WHAT IS BEING ASKED
Please report how many lines of the listing hold the word "active". Add nothing to the number.

RECORDS FOR PROCESSING START

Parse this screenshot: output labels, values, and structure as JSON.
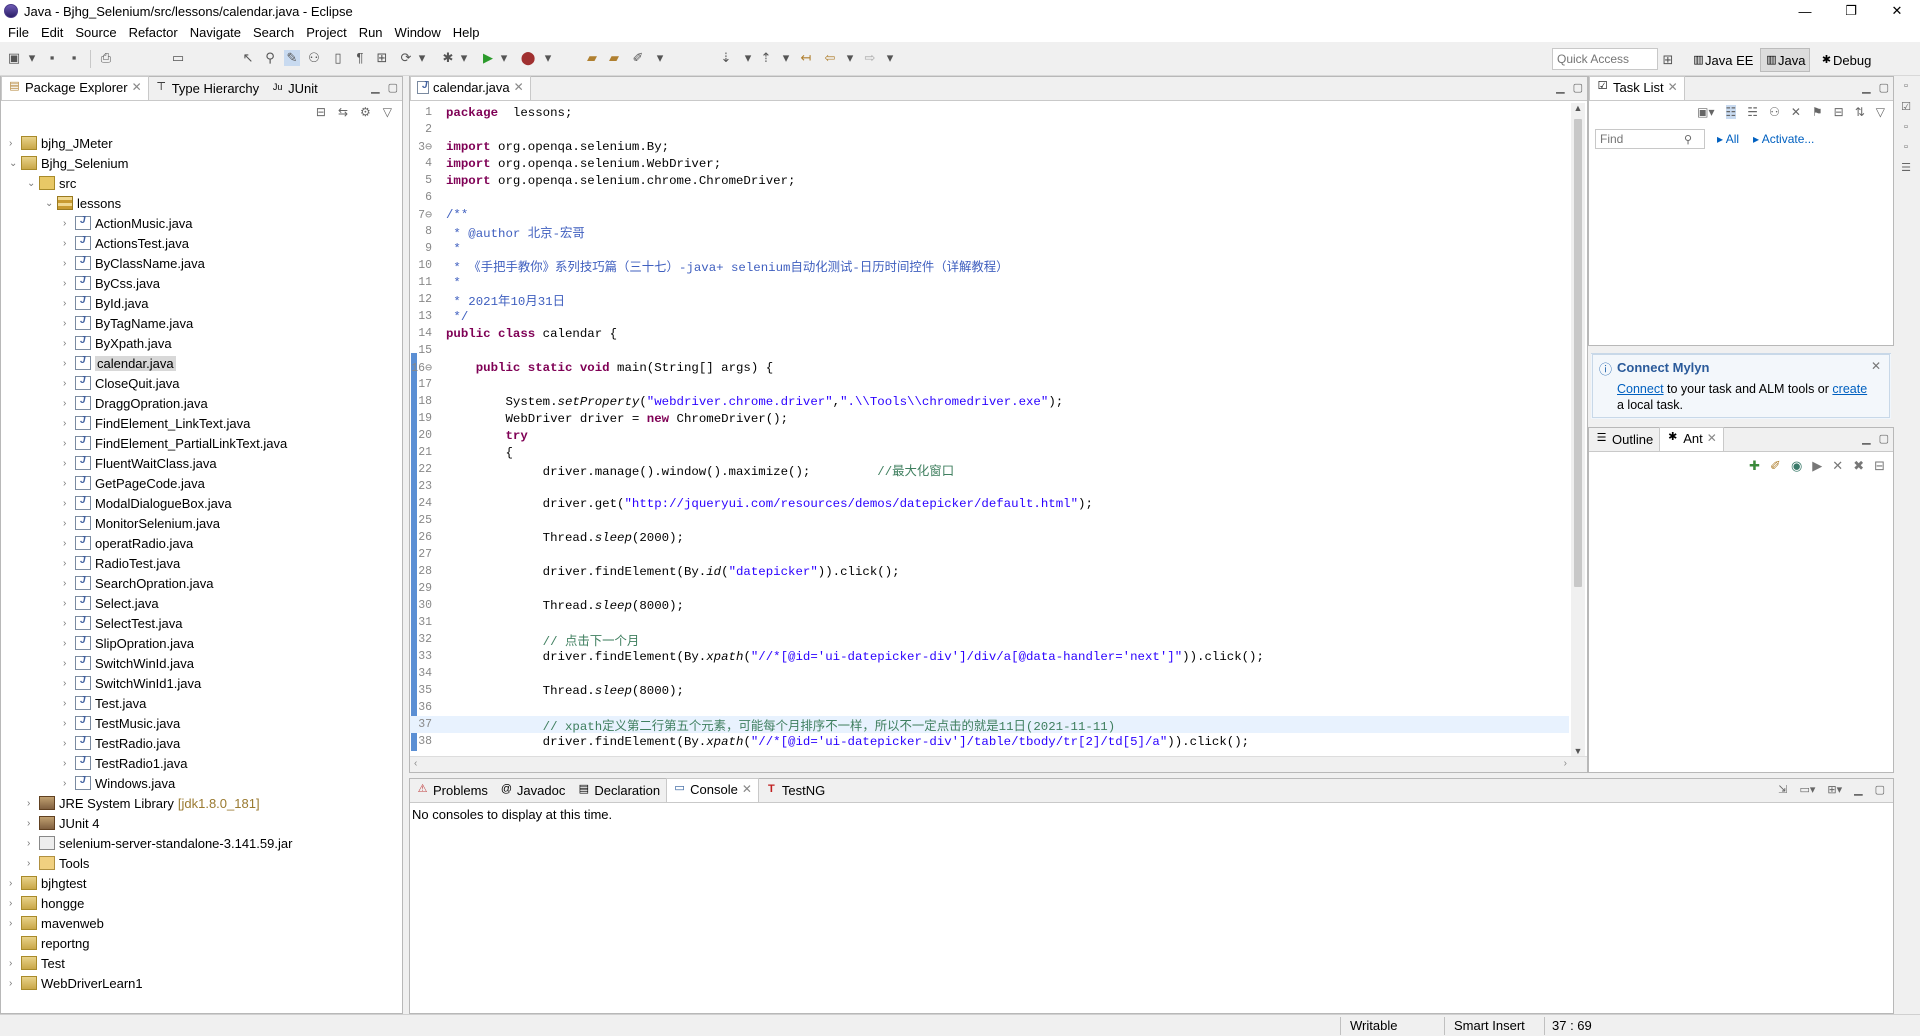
{
  "window": {
    "title": "Java - Bjhg_Selenium/src/lessons/calendar.java - Eclipse",
    "min": "—",
    "max": "❐",
    "close": "✕"
  },
  "menu": [
    "File",
    "Edit",
    "Source",
    "Refactor",
    "Navigate",
    "Search",
    "Project",
    "Run",
    "Window",
    "Help"
  ],
  "toolbar": {
    "quick_access_placeholder": "Quick Access"
  },
  "perspectives": [
    {
      "label": "Java EE"
    },
    {
      "label": "Java"
    },
    {
      "label": "Debug"
    }
  ],
  "left_panel": {
    "tabs": [
      {
        "label": "Package Explorer",
        "active": true
      },
      {
        "label": "Type Hierarchy",
        "active": false
      },
      {
        "label": "JUnit",
        "active": false
      }
    ],
    "tree": [
      {
        "label": "bjhg_JMeter",
        "depth": 0,
        "type": "proj",
        "arrow": "›"
      },
      {
        "label": "Bjhg_Selenium",
        "depth": 0,
        "type": "proj",
        "arrow": "⌄"
      },
      {
        "label": "src",
        "depth": 1,
        "type": "src",
        "arrow": "⌄"
      },
      {
        "label": "lessons",
        "depth": 2,
        "type": "pkg",
        "arrow": "⌄"
      },
      {
        "label": "ActionMusic.java",
        "depth": 3,
        "type": "java",
        "arrow": "›"
      },
      {
        "label": "ActionsTest.java",
        "depth": 3,
        "type": "java",
        "arrow": "›"
      },
      {
        "label": "ByClassName.java",
        "depth": 3,
        "type": "java",
        "arrow": "›"
      },
      {
        "label": "ByCss.java",
        "depth": 3,
        "type": "java",
        "arrow": "›"
      },
      {
        "label": "ById.java",
        "depth": 3,
        "type": "java",
        "arrow": "›"
      },
      {
        "label": "ByTagName.java",
        "depth": 3,
        "type": "java",
        "arrow": "›"
      },
      {
        "label": "ByXpath.java",
        "depth": 3,
        "type": "java",
        "arrow": "›"
      },
      {
        "label": "calendar.java",
        "depth": 3,
        "type": "java",
        "arrow": "›",
        "selected": true
      },
      {
        "label": "CloseQuit.java",
        "depth": 3,
        "type": "java",
        "arrow": "›"
      },
      {
        "label": "DraggOpration.java",
        "depth": 3,
        "type": "java",
        "arrow": "›"
      },
      {
        "label": "FindElement_LinkText.java",
        "depth": 3,
        "type": "java",
        "arrow": "›"
      },
      {
        "label": "FindElement_PartialLinkText.java",
        "depth": 3,
        "type": "java",
        "arrow": "›"
      },
      {
        "label": "FluentWaitClass.java",
        "depth": 3,
        "type": "java",
        "arrow": "›"
      },
      {
        "label": "GetPageCode.java",
        "depth": 3,
        "type": "java",
        "arrow": "›"
      },
      {
        "label": "ModalDialogueBox.java",
        "depth": 3,
        "type": "java",
        "arrow": "›"
      },
      {
        "label": "MonitorSelenium.java",
        "depth": 3,
        "type": "java",
        "arrow": "›"
      },
      {
        "label": "operatRadio.java",
        "depth": 3,
        "type": "java",
        "arrow": "›"
      },
      {
        "label": "RadioTest.java",
        "depth": 3,
        "type": "java",
        "arrow": "›"
      },
      {
        "label": "SearchOpration.java",
        "depth": 3,
        "type": "java",
        "arrow": "›"
      },
      {
        "label": "Select.java",
        "depth": 3,
        "type": "java",
        "arrow": "›"
      },
      {
        "label": "SelectTest.java",
        "depth": 3,
        "type": "java",
        "arrow": "›"
      },
      {
        "label": "SlipOpration.java",
        "depth": 3,
        "type": "java",
        "arrow": "›"
      },
      {
        "label": "SwitchWinId.java",
        "depth": 3,
        "type": "java",
        "arrow": "›"
      },
      {
        "label": "SwitchWinId1.java",
        "depth": 3,
        "type": "java",
        "arrow": "›"
      },
      {
        "label": "Test.java",
        "depth": 3,
        "type": "java",
        "arrow": "›"
      },
      {
        "label": "TestMusic.java",
        "depth": 3,
        "type": "java",
        "arrow": "›"
      },
      {
        "label": "TestRadio.java",
        "depth": 3,
        "type": "java",
        "arrow": "›"
      },
      {
        "label": "TestRadio1.java",
        "depth": 3,
        "type": "java",
        "arrow": "›"
      },
      {
        "label": "Windows.java",
        "depth": 3,
        "type": "java",
        "arrow": "›"
      },
      {
        "label": "JRE System Library",
        "suffix": "[jdk1.8.0_181]",
        "depth": 1,
        "type": "lib",
        "arrow": "›"
      },
      {
        "label": "JUnit 4",
        "depth": 1,
        "type": "lib",
        "arrow": "›"
      },
      {
        "label": "selenium-server-standalone-3.141.59.jar",
        "depth": 1,
        "type": "jar",
        "arrow": "›"
      },
      {
        "label": "Tools",
        "depth": 1,
        "type": "folder",
        "arrow": "›"
      },
      {
        "label": "bjhgtest",
        "depth": 0,
        "type": "proj",
        "arrow": "›"
      },
      {
        "label": "hongge",
        "depth": 0,
        "type": "proj",
        "arrow": "›"
      },
      {
        "label": "mavenweb",
        "depth": 0,
        "type": "proj",
        "arrow": "›"
      },
      {
        "label": "reportng",
        "depth": 0,
        "type": "proj",
        "arrow": ""
      },
      {
        "label": "Test",
        "depth": 0,
        "type": "proj",
        "arrow": "›"
      },
      {
        "label": "WebDriverLearn1",
        "depth": 0,
        "type": "proj",
        "arrow": "›"
      }
    ]
  },
  "editor": {
    "tab": "calendar.java",
    "lines": [
      {
        "n": "1",
        "seg": [
          [
            "kw",
            "package"
          ],
          [
            "",
            "  lessons;"
          ]
        ]
      },
      {
        "n": "2",
        "seg": []
      },
      {
        "n": "3⊖",
        "seg": [
          [
            "kw",
            "import"
          ],
          [
            "",
            " org.openqa.selenium.By;"
          ]
        ]
      },
      {
        "n": "4",
        "seg": [
          [
            "kw",
            "import"
          ],
          [
            "",
            " org.openqa.selenium.WebDriver;"
          ]
        ]
      },
      {
        "n": "5",
        "seg": [
          [
            "kw",
            "import"
          ],
          [
            "",
            " org.openqa.selenium.chrome.ChromeDriver;"
          ]
        ]
      },
      {
        "n": "6",
        "seg": []
      },
      {
        "n": "7⊖",
        "seg": [
          [
            "cm",
            "/**"
          ]
        ]
      },
      {
        "n": "8",
        "seg": [
          [
            "cm",
            " * @author 北京-宏哥"
          ]
        ]
      },
      {
        "n": "9",
        "seg": [
          [
            "cm",
            " *"
          ]
        ]
      },
      {
        "n": "10",
        "seg": [
          [
            "cm",
            " * 《手把手教你》系列技巧篇（三十七）-java+ selenium自动化测试-日历时间控件（详解教程）"
          ]
        ]
      },
      {
        "n": "11",
        "seg": [
          [
            "cm",
            " *"
          ]
        ]
      },
      {
        "n": "12",
        "seg": [
          [
            "cm",
            " * 2021年10月31日"
          ]
        ]
      },
      {
        "n": "13",
        "seg": [
          [
            "cm",
            " */"
          ]
        ]
      },
      {
        "n": "14",
        "seg": [
          [
            "kw",
            "public class"
          ],
          [
            "",
            " calendar {"
          ]
        ]
      },
      {
        "n": "15",
        "seg": []
      },
      {
        "n": "16⊖",
        "seg": [
          [
            "",
            "    "
          ],
          [
            "kw",
            "public static void"
          ],
          [
            "",
            " main(String[] args) {"
          ]
        ]
      },
      {
        "n": "17",
        "seg": []
      },
      {
        "n": "18",
        "seg": [
          [
            "",
            "        System."
          ],
          [
            "ital",
            "setProperty"
          ],
          [
            "",
            "("
          ],
          [
            "str",
            "\"webdriver.chrome.driver\""
          ],
          [
            "",
            ","
          ],
          [
            "str",
            "\".\\\\Tools\\\\chromedriver.exe\""
          ],
          [
            "",
            ");"
          ]
        ]
      },
      {
        "n": "19",
        "seg": [
          [
            "",
            "        WebDriver driver = "
          ],
          [
            "kw",
            "new"
          ],
          [
            "",
            " ChromeDriver();"
          ]
        ]
      },
      {
        "n": "20",
        "seg": [
          [
            "",
            "        "
          ],
          [
            "kw",
            "try"
          ]
        ]
      },
      {
        "n": "21",
        "seg": [
          [
            "",
            "        {"
          ]
        ]
      },
      {
        "n": "22",
        "seg": [
          [
            "",
            "             driver.manage().window().maximize();         "
          ],
          [
            "cm2",
            "//最大化窗口"
          ]
        ]
      },
      {
        "n": "23",
        "seg": []
      },
      {
        "n": "24",
        "seg": [
          [
            "",
            "             driver.get("
          ],
          [
            "str",
            "\"http://jqueryui.com/resources/demos/datepicker/default.html\""
          ],
          [
            "",
            ");"
          ]
        ]
      },
      {
        "n": "25",
        "seg": []
      },
      {
        "n": "26",
        "seg": [
          [
            "",
            "             Thread."
          ],
          [
            "ital",
            "sleep"
          ],
          [
            "",
            "(2000);"
          ]
        ]
      },
      {
        "n": "27",
        "seg": []
      },
      {
        "n": "28",
        "seg": [
          [
            "",
            "             driver.findElement(By."
          ],
          [
            "ital",
            "id"
          ],
          [
            "",
            "("
          ],
          [
            "str",
            "\"datepicker\""
          ],
          [
            "",
            ")).click();"
          ]
        ]
      },
      {
        "n": "29",
        "seg": []
      },
      {
        "n": "30",
        "seg": [
          [
            "",
            "             Thread."
          ],
          [
            "ital",
            "sleep"
          ],
          [
            "",
            "(8000);"
          ]
        ]
      },
      {
        "n": "31",
        "seg": []
      },
      {
        "n": "32",
        "seg": [
          [
            "",
            "             "
          ],
          [
            "cm2",
            "// 点击下一个月"
          ]
        ]
      },
      {
        "n": "33",
        "seg": [
          [
            "",
            "             driver.findElement(By."
          ],
          [
            "ital",
            "xpath"
          ],
          [
            "",
            "("
          ],
          [
            "str",
            "\"//*[@id='ui-datepicker-div']/div/a[@data-handler='next']\""
          ],
          [
            "",
            ")).click();"
          ]
        ]
      },
      {
        "n": "34",
        "seg": []
      },
      {
        "n": "35",
        "seg": [
          [
            "",
            "             Thread."
          ],
          [
            "ital",
            "sleep"
          ],
          [
            "",
            "(8000);"
          ]
        ]
      },
      {
        "n": "36",
        "seg": []
      },
      {
        "n": "37",
        "seg": [
          [
            "",
            "             "
          ],
          [
            "cm2",
            "// xpath定义第二行第五个元素，可能每个月排序不一样，所以不一定点击的就是11日(2021-11-11)"
          ]
        ],
        "hl": true
      },
      {
        "n": "38",
        "seg": [
          [
            "",
            "             driver.findElement(By."
          ],
          [
            "ital",
            "xpath"
          ],
          [
            "",
            "("
          ],
          [
            "str",
            "\"//*[@id='ui-datepicker-div']/table/tbody/tr[2]/td[5]/a\""
          ],
          [
            "",
            ")).click();"
          ]
        ]
      }
    ]
  },
  "task_panel": {
    "tab": "Task List",
    "find_placeholder": "Find",
    "all_label": "All",
    "activate_label": "Activate..."
  },
  "mylyn": {
    "title": "Connect Mylyn",
    "connect": "Connect",
    "middle": " to your task and ALM tools or ",
    "create": "create",
    "tail": "a local task."
  },
  "outline_panel": {
    "tabs": [
      "Outline",
      "Ant"
    ]
  },
  "console_panel": {
    "tabs": [
      "Problems",
      "Javadoc",
      "Declaration",
      "Console",
      "TestNG"
    ],
    "active": "Console",
    "message": "No consoles to display at this time."
  },
  "status": {
    "writable": "Writable",
    "insert": "Smart Insert",
    "position": "37 : 69"
  }
}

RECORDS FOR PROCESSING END

ANSWER AREA
4